1. Check it out

Credit scorers aren’t infallible. They make mistakes. You won’t know that if you don’t check your own score. If you have ever owned a credit card, a store card, a mobile phone, bought something with an interest-free period, taken a loan or even stage paid your gas or electricity bill in installments, you will have a credit score. You can find it out from credit ratings agencies such as Veda. If there are any errors in your credit history, you can get them changed.

2. On time, all the time

Paying your bills on time, all the time is the key here. An odd late payment or a missed bill won’t matter but a history of timely payments is important. Automatic payment can solve this problem if you have trouble keeping track of paper (or emails).

3. Ask, but not often

One thing credit scorers can get jittery about is a lot of credit applications. A lot of applications for different kinds of financial products in a short time can be a sign that a would-be borrower is under stress.

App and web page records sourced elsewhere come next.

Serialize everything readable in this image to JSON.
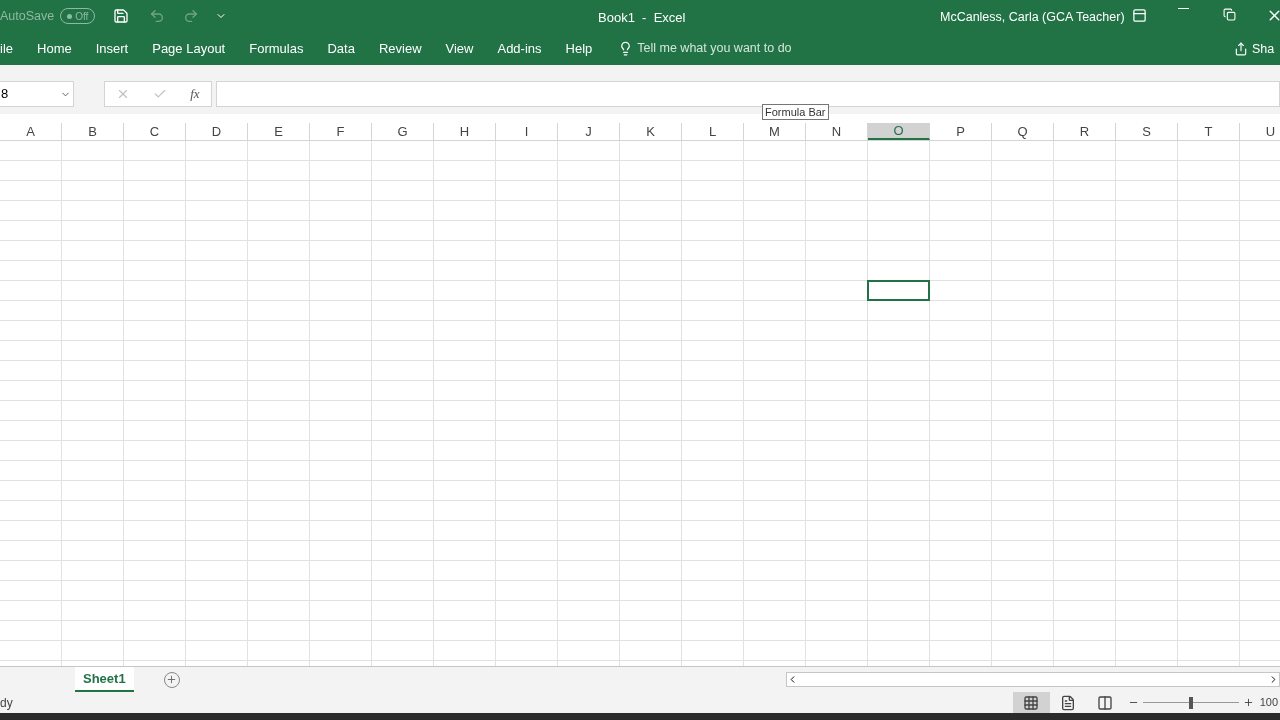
{
  "title_bar": {
    "autosave_label": "AutoSave",
    "autosave_toggle": {
      "label": "Off",
      "on": false
    },
    "undo_disabled": true,
    "redo_disabled": true,
    "title": "Book1  -  Excel",
    "user": "McCanless, Carla (GCA Teacher)"
  },
  "ribbon_tabs": [
    {
      "label": "ile",
      "selected": false
    },
    {
      "label": "Home",
      "selected": false
    },
    {
      "label": "Insert",
      "selected": false
    },
    {
      "label": "Page Layout",
      "selected": false
    },
    {
      "label": "Formulas",
      "selected": false
    },
    {
      "label": "Data",
      "selected": false
    },
    {
      "label": "Review",
      "selected": false
    },
    {
      "label": "View",
      "selected": false
    },
    {
      "label": "Add-ins",
      "selected": false
    },
    {
      "label": "Help",
      "selected": false
    }
  ],
  "tell_me": "Tell me what you want to do",
  "share": "Sha",
  "formula_bar": {
    "name_box": "8",
    "fx": "fx",
    "tooltip": "Formula Bar"
  },
  "columns": [
    {
      "label": "A",
      "selected": false
    },
    {
      "label": "B",
      "selected": false
    },
    {
      "label": "C",
      "selected": false
    },
    {
      "label": "D",
      "selected": false
    },
    {
      "label": "E",
      "selected": false
    },
    {
      "label": "F",
      "selected": false
    },
    {
      "label": "G",
      "selected": false
    },
    {
      "label": "H",
      "selected": false
    },
    {
      "label": "I",
      "selected": false
    },
    {
      "label": "J",
      "selected": false
    },
    {
      "label": "K",
      "selected": false
    },
    {
      "label": "L",
      "selected": false
    },
    {
      "label": "M",
      "selected": false
    },
    {
      "label": "N",
      "selected": false
    },
    {
      "label": "O",
      "selected": true
    },
    {
      "label": "P",
      "selected": false
    },
    {
      "label": "Q",
      "selected": false
    },
    {
      "label": "R",
      "selected": false
    },
    {
      "label": "S",
      "selected": false
    },
    {
      "label": "T",
      "selected": false
    },
    {
      "label": "U",
      "selected": false
    }
  ],
  "rows": [
    {
      "selected": false
    },
    {
      "selected": false
    },
    {
      "selected": false
    },
    {
      "selected": false
    },
    {
      "selected": false
    },
    {
      "selected": false
    },
    {
      "selected": false
    },
    {
      "selected": true
    },
    {
      "selected": false
    },
    {
      "selected": false
    },
    {
      "selected": false
    },
    {
      "selected": false
    },
    {
      "selected": false
    },
    {
      "selected": false
    },
    {
      "selected": false
    },
    {
      "selected": false
    },
    {
      "selected": false
    },
    {
      "selected": false
    },
    {
      "selected": false
    },
    {
      "selected": false
    },
    {
      "selected": false
    },
    {
      "selected": false
    },
    {
      "selected": false
    },
    {
      "selected": false
    },
    {
      "selected": false
    },
    {
      "selected": false
    },
    {
      "selected": false
    }
  ],
  "sheet_tabs": [
    {
      "label": "Sheet1",
      "selected": true
    }
  ],
  "status_bar": {
    "status": "dy",
    "views": [
      {
        "kind": "normal",
        "selected": true
      },
      {
        "kind": "page_layout",
        "selected": false
      },
      {
        "kind": "page_break",
        "selected": false
      }
    ],
    "zoom": {
      "level": 0.5
    },
    "zoom_label": "100"
  }
}
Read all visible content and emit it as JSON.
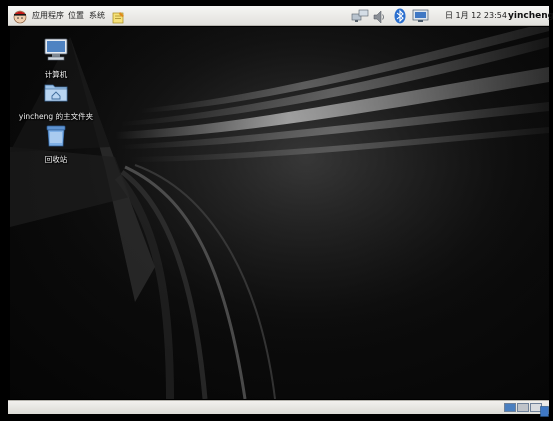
{
  "top_panel": {
    "menus": {
      "applications": "应用程序",
      "places": "位置",
      "system": "系统"
    },
    "clock": "日 1月 12 23:54",
    "user": "yincheng",
    "icons": [
      "redhat-logo-icon",
      "notes-icon",
      "network-icon",
      "volume-icon",
      "bluetooth-icon",
      "update-icon"
    ]
  },
  "desktop": {
    "icons": [
      {
        "label": "计算机",
        "icon": "computer-icon"
      },
      {
        "label": "yincheng 的主文件夹",
        "icon": "home-folder-icon"
      },
      {
        "label": "回收站",
        "icon": "trash-icon"
      }
    ]
  },
  "bottom_panel": {
    "workspaces": [
      "workspace-1",
      "workspace-2",
      "workspace-3",
      "workspace-4"
    ]
  },
  "colors": {
    "panel": "#e6e5e1",
    "desktop": "#0a0a0a",
    "accent": "#3c78d8"
  }
}
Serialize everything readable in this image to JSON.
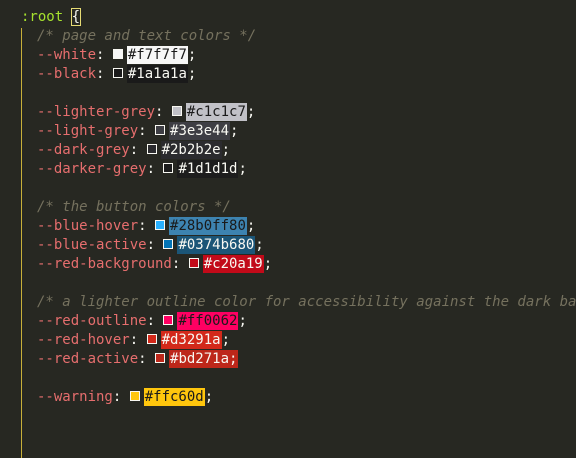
{
  "code": {
    "selector": ":root",
    "open_brace": "{",
    "comments": {
      "page_text": "/* page and text colors */",
      "button": "/* the button colors */",
      "outline": "/* a lighter outline color for accessibility against the dark ba"
    },
    "vars": [
      {
        "name": "--white",
        "value": "#f7f7f7",
        "swatch": "#f7f7f7",
        "hl_bg": "#f7f7f7",
        "hl_fg": "#1a1a1a",
        "end": ";"
      },
      {
        "name": "--black",
        "value": "#1a1a1a",
        "swatch": "#1a1a1a",
        "hl_bg": "#1a1a1a",
        "hl_fg": "#f8f8f2",
        "end": ";"
      },
      {
        "name": "--lighter-grey",
        "value": "#c1c1c7",
        "swatch": "#c1c1c7",
        "hl_bg": "#c1c1c7",
        "hl_fg": "#1a1a1a",
        "end": ";"
      },
      {
        "name": "--light-grey",
        "value": "#3e3e44",
        "swatch": "#3e3e44",
        "hl_bg": "#3e3e44",
        "hl_fg": "#f8f8f2",
        "end": ";"
      },
      {
        "name": "--dark-grey",
        "value": "#2b2b2e",
        "swatch": "#2b2b2e",
        "hl_bg": "#2b2b2e",
        "hl_fg": "#f8f8f2",
        "end": ";"
      },
      {
        "name": "--darker-grey",
        "value": "#1d1d1d",
        "swatch": "#1d1d1d",
        "hl_bg": "#1d1d1d",
        "hl_fg": "#f8f8f2",
        "end": ";"
      },
      {
        "name": "--blue-hover",
        "value": "#28b0ff80",
        "swatch": "#28b0ff",
        "hl_bg": "#3d83b0",
        "hl_fg": "#1a1a1a",
        "end": ";"
      },
      {
        "name": "--blue-active",
        "value": "#0374b680",
        "swatch": "#0374b6",
        "hl_bg": "#1b5577",
        "hl_fg": "#f8f8f2",
        "end": ";"
      },
      {
        "name": "--red-background",
        "value": "#c20a19",
        "swatch": "#c20a19",
        "hl_bg": "#c20a19",
        "hl_fg": "#f8f8f2",
        "end": ";"
      },
      {
        "name": "--red-outline",
        "value": "#ff0062",
        "swatch": "#ff0062",
        "hl_bg": "#ff0062",
        "hl_fg": "#1a1a1a",
        "end": ";"
      },
      {
        "name": "--red-hover",
        "value": "#d3291a",
        "swatch": "#d3291a",
        "hl_bg": "#d3291a",
        "hl_fg": "#f8f8f2",
        "end": ";"
      },
      {
        "name": "--red-active",
        "value": "#bd271a;",
        "swatch": "#bd271a",
        "hl_bg": "#bd271a",
        "hl_fg": "#f8f8f2",
        "end": ""
      },
      {
        "name": "--warning",
        "value": "#ffc60d",
        "swatch": "#ffc60d",
        "hl_bg": "#ffc60d",
        "hl_fg": "#1a1a1a",
        "end": ";"
      }
    ]
  }
}
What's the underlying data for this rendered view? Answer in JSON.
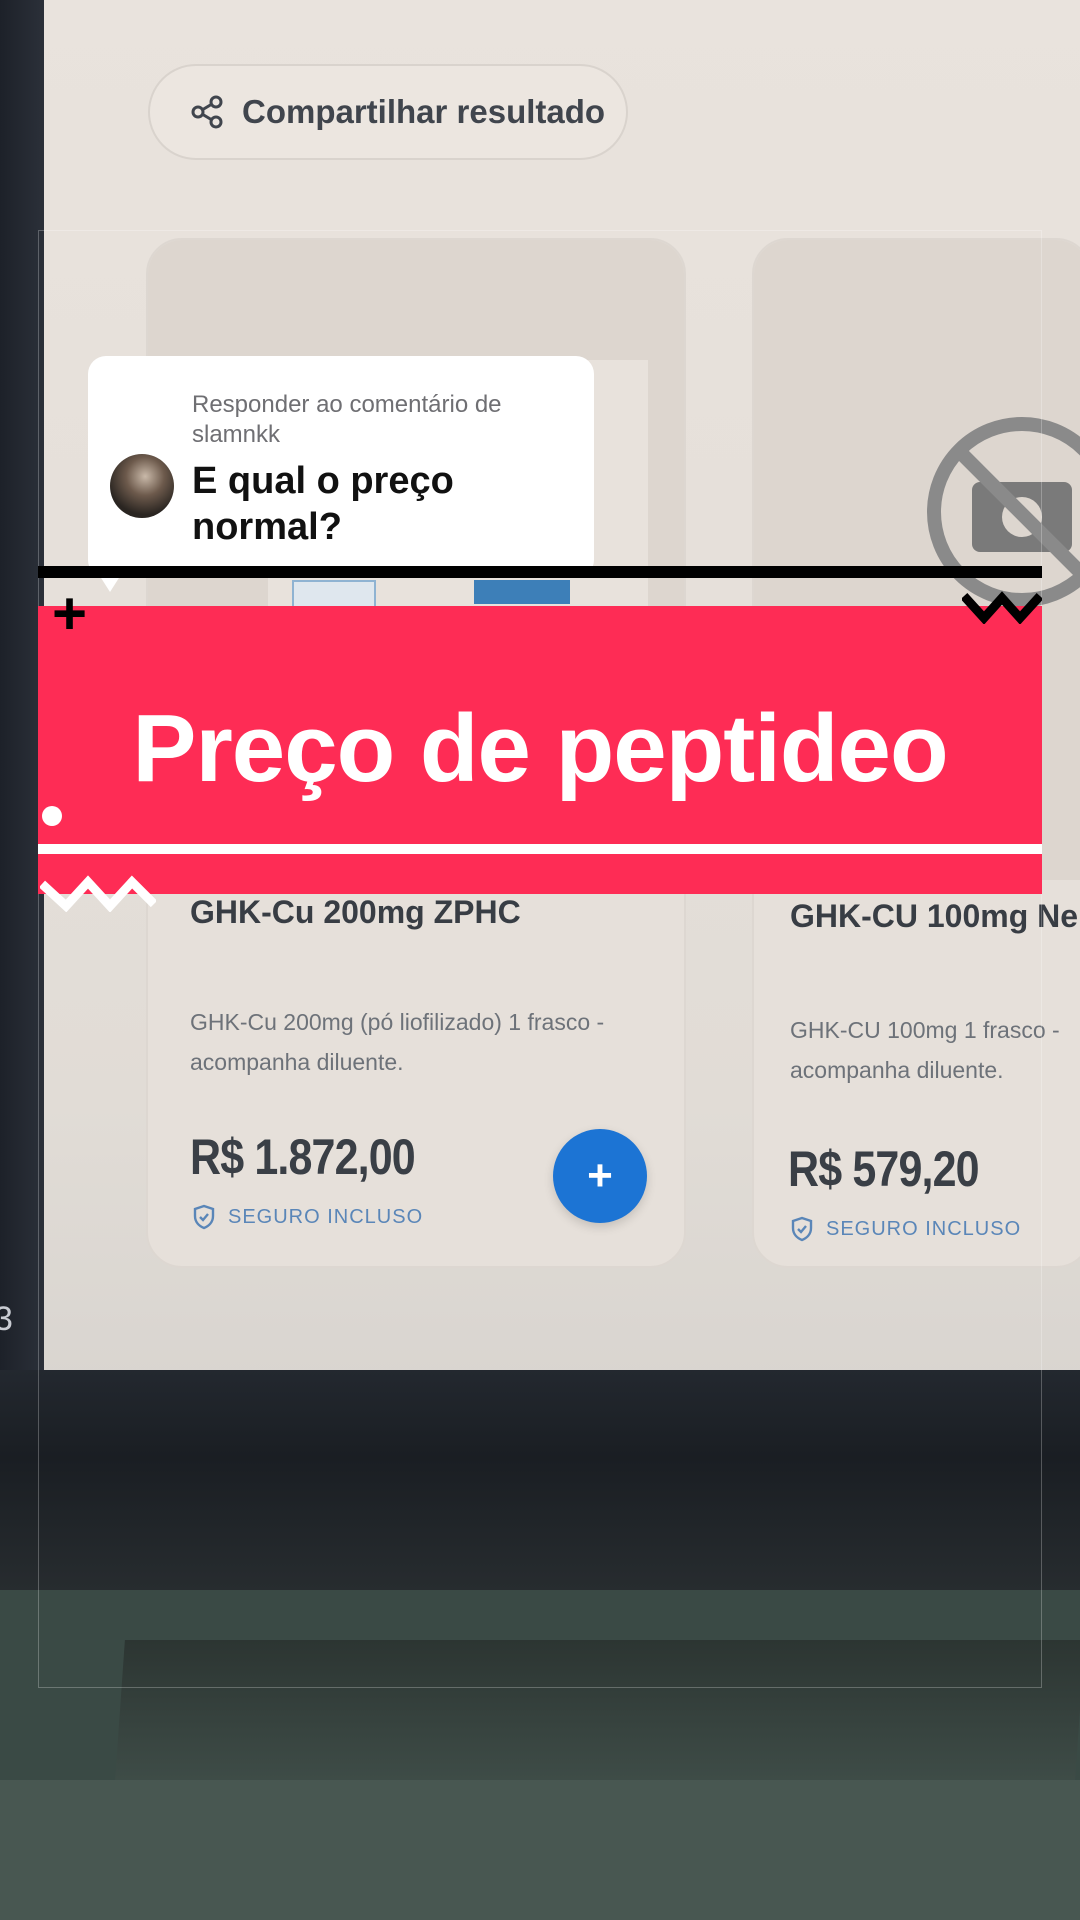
{
  "share": {
    "label": "Compartilhar resultado",
    "icon": "share-icon"
  },
  "products": [
    {
      "title": "GHK-Cu 200mg ZPHC",
      "description": "GHK-Cu 200mg (pó liofilizado) 1 frasco - acompanha diluente.",
      "price": "R$ 1.872,00",
      "insured": "SEGURO INCLUSO",
      "add_label": "+"
    },
    {
      "title": "GHK-CU 100mg Ne",
      "description": "GHK-CU 100mg 1 frasco - acompanha diluente.",
      "price": "R$ 579,20",
      "insured": "SEGURO INCLUSO",
      "image_state": "no-image-icon"
    }
  ],
  "reply": {
    "header": "Responder ao comentário de slamnkk",
    "text": "E qual o preço normal?"
  },
  "banner": {
    "title": "Preço de peptideo"
  },
  "side_glyph": "3",
  "colors": {
    "banner_red": "#fe2c55",
    "add_button_blue": "#1c74d4",
    "insured_blue": "#5a86b8"
  }
}
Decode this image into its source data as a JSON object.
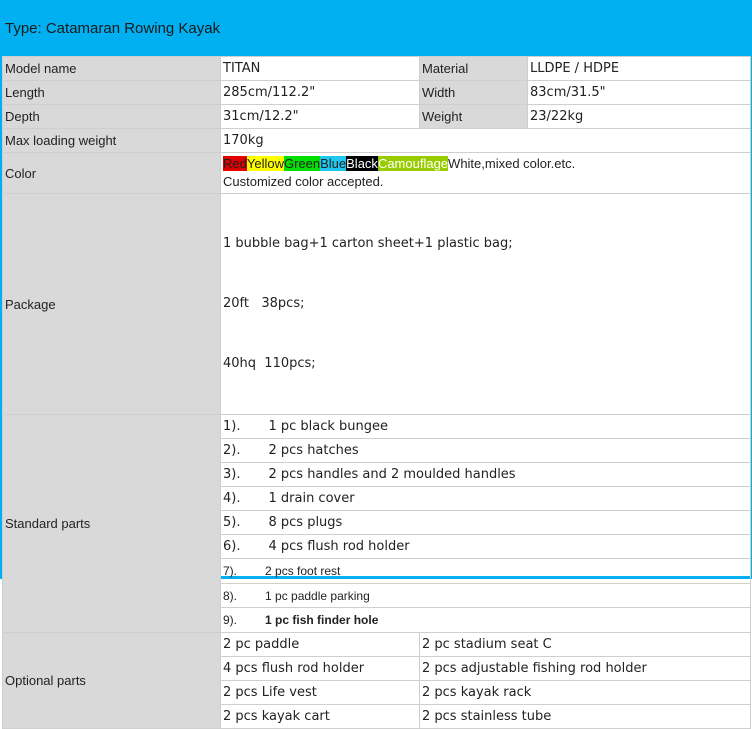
{
  "header": {
    "title": "Type:  Catamaran Rowing Kayak"
  },
  "colors": {
    "accent": "#00b0f0",
    "label_bg": "#d9d9d9"
  },
  "specs": {
    "model_label": "Model name",
    "model": "TITAN",
    "material_label": "Material",
    "material": "LLDPE / HDPE",
    "length_label": "Length",
    "length": "285cm/112.2\"",
    "width_label": "Width",
    "width": "83cm/31.5\"",
    "depth_label": "Depth",
    "depth": "31cm/12.2\"",
    "weight_label": "Weight",
    "weight": "23/22kg",
    "max_label": "Max loading weight",
    "max": "170kg"
  },
  "color": {
    "label": "Color",
    "swatches": [
      {
        "text": "Red",
        "bg": "#e00000",
        "fg": "#222"
      },
      {
        "text": "Yellow",
        "bg": "#ffff00",
        "fg": "#222"
      },
      {
        "text": "Green",
        "bg": "#00e000",
        "fg": "#222"
      },
      {
        "text": "Blue",
        "bg": "#1ec8f0",
        "fg": "#222"
      },
      {
        "text": "Black",
        "bg": "#000000",
        "fg": "#fff"
      },
      {
        "text": "Camouflage",
        "bg": "#99cc00",
        "fg": "#fff"
      }
    ],
    "rest": "White,mixed color.etc.",
    "note": "Customized color accepted."
  },
  "package": {
    "label": "Package",
    "lines": [
      "1 bubble bag+1 carton sheet+1 plastic bag;",
      "20ft   38pcs;",
      "40hq  110pcs;"
    ]
  },
  "standard": {
    "label": "Standard parts",
    "items": [
      {
        "num": "1).",
        "text": "1 pc black bungee"
      },
      {
        "num": "2).",
        "text": "2 pcs hatches"
      },
      {
        "num": "3).",
        "text": "2 pcs handles and 2 moulded handles"
      },
      {
        "num": "4).",
        "text": "1 drain cover"
      },
      {
        "num": "5).",
        "text": "8 pcs plugs"
      },
      {
        "num": "6).",
        "text": "4 pcs flush rod holder"
      },
      {
        "num": "7).",
        "text": "2 pcs foot rest"
      },
      {
        "num": "8).",
        "text": "1 pc paddle parking"
      },
      {
        "num": "9).",
        "text": "1 pc fish finder hole"
      }
    ]
  },
  "optional": {
    "label": "Optional parts",
    "rows": [
      [
        "2 pc paddle",
        "2 pc stadium seat C"
      ],
      [
        "4 pcs flush rod holder",
        "2 pcs adjustable fishing rod holder"
      ],
      [
        "2 pcs Life vest",
        "2 pcs kayak rack"
      ],
      [
        "2 pcs kayak cart",
        "2 pcs stainless tube"
      ]
    ]
  }
}
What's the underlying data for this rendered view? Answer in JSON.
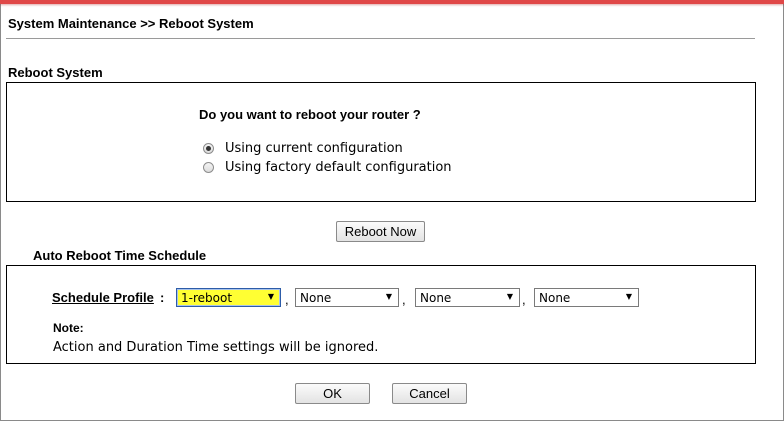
{
  "breadcrumb": "System Maintenance >> Reboot System",
  "reboot_section": {
    "label": "Reboot System",
    "question": "Do you want to reboot your router ?",
    "options": [
      {
        "label": "Using current configuration",
        "checked": true
      },
      {
        "label": "Using factory default configuration",
        "checked": false
      }
    ],
    "reboot_button": "Reboot Now"
  },
  "auto_reboot_section": {
    "label": "Auto Reboot Time Schedule",
    "profile_label": "Schedule Profile",
    "colon": ":",
    "separator": ",",
    "profiles": [
      "1-reboot",
      "None",
      "None",
      "None"
    ],
    "dropdown_arrow": "▼",
    "note_label": "Note:",
    "note_text": "Action and Duration Time settings will be ignored."
  },
  "footer": {
    "ok_label": "OK",
    "cancel_label": "Cancel"
  },
  "colors": {
    "accent_bar": "#e04848",
    "highlight_select": "#ffff33",
    "border": "#000000"
  }
}
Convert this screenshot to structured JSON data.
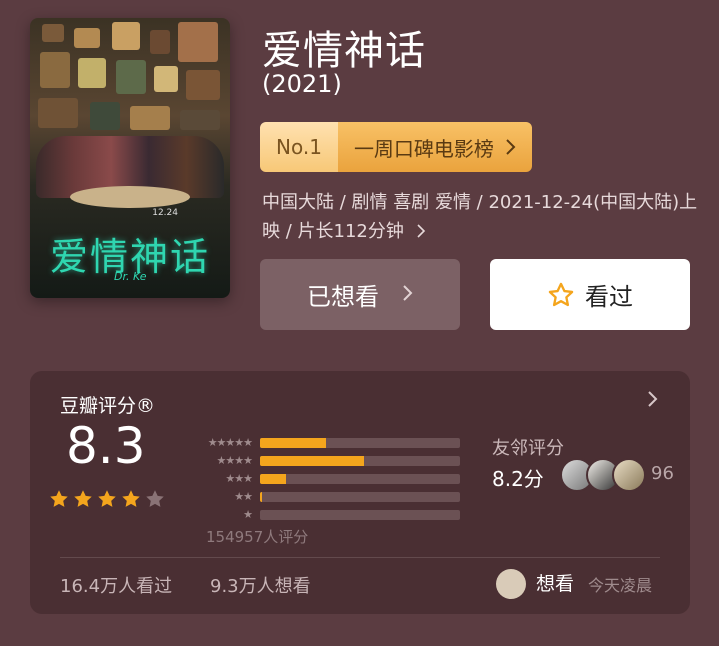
{
  "movie": {
    "title": "爱情神话",
    "year": "(2021)",
    "poster": {
      "title_art": "爱情神话",
      "date_art": "12.24",
      "sign_art": "Dr. Ke"
    },
    "rank": {
      "no": "No.1",
      "label": "一周口碑电影榜",
      "chevron": "chevron-right-icon"
    },
    "meta": {
      "line": "中国大陆 / 剧情 喜剧 爱情 / 2021-12-24(中国大陆)上映 / 片长112分钟",
      "chevron": "chevron-right-icon"
    },
    "actions": {
      "want_label": "已想看",
      "seen_label": "看过",
      "seen_icon": "star-outline-icon"
    }
  },
  "rating": {
    "label": "豆瓣评分®",
    "score": "8.3",
    "stars_filled": 4,
    "stars_total": 5,
    "distribution": [
      {
        "stars": "★★★★★",
        "fraction": 0.33
      },
      {
        "stars": "★★★★",
        "fraction": 0.52
      },
      {
        "stars": "★★★",
        "fraction": 0.13
      },
      {
        "stars": "★★",
        "fraction": 0.01
      },
      {
        "stars": "★",
        "fraction": 0.0
      }
    ],
    "count_text": "154957人评分",
    "friends": {
      "label": "友邻评分",
      "score": "8.2分",
      "count": "96"
    },
    "stats": {
      "seen": "16.4万人看过",
      "want": "9.3万人想看"
    },
    "user": {
      "status": "想看",
      "time": "今天凌晨"
    }
  },
  "colors": {
    "background": "#5b3c41",
    "card": "#4a2f33",
    "accent_orange": "#f4a51d",
    "teal_title": "#2fd6b0"
  }
}
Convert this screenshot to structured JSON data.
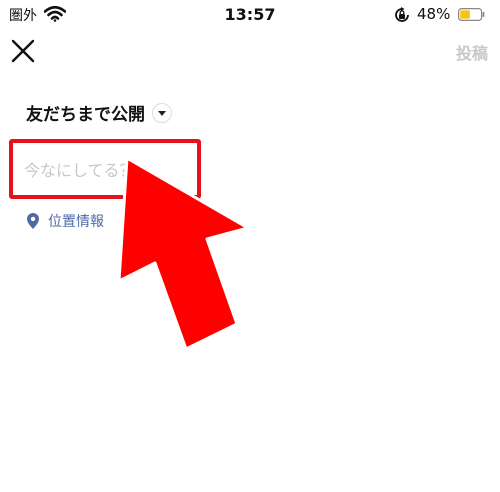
{
  "status_bar": {
    "carrier": "圏外",
    "time": "13:57",
    "battery_percent": "48%",
    "battery_level": 0.48,
    "wifi_icon": "wifi-icon",
    "rotation_lock_icon": "rotation-lock-icon"
  },
  "header": {
    "close_icon": "close-icon",
    "post_label": "投稿"
  },
  "audience": {
    "label": "友だちまで公開"
  },
  "composer": {
    "placeholder": "今なにしてる？"
  },
  "location": {
    "label": "位置情報",
    "icon": "location-pin-icon"
  },
  "colors": {
    "highlight": "#e3121b",
    "link": "#4e6aa6",
    "disabled": "#c8c8c8",
    "battery": "#f5c518"
  }
}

The best option here is to do your research about what kind of product or loan you want first before peppering lenders with directly.

4. It’s the way you track it that matters

Credit scores aren’t set and forget. They change with time. You can register with credit agencies so that they update you with any changes in your score. This helps on the way up and can also get you back on track if it is deteriorating.

5. Stay in touch

A sure way to miss paying a bill is to move without informing the institution you owe of your change of address. When you move, you must ensure that lenders, credit card providers and telcos are aware.

Feature image via Shutterstock.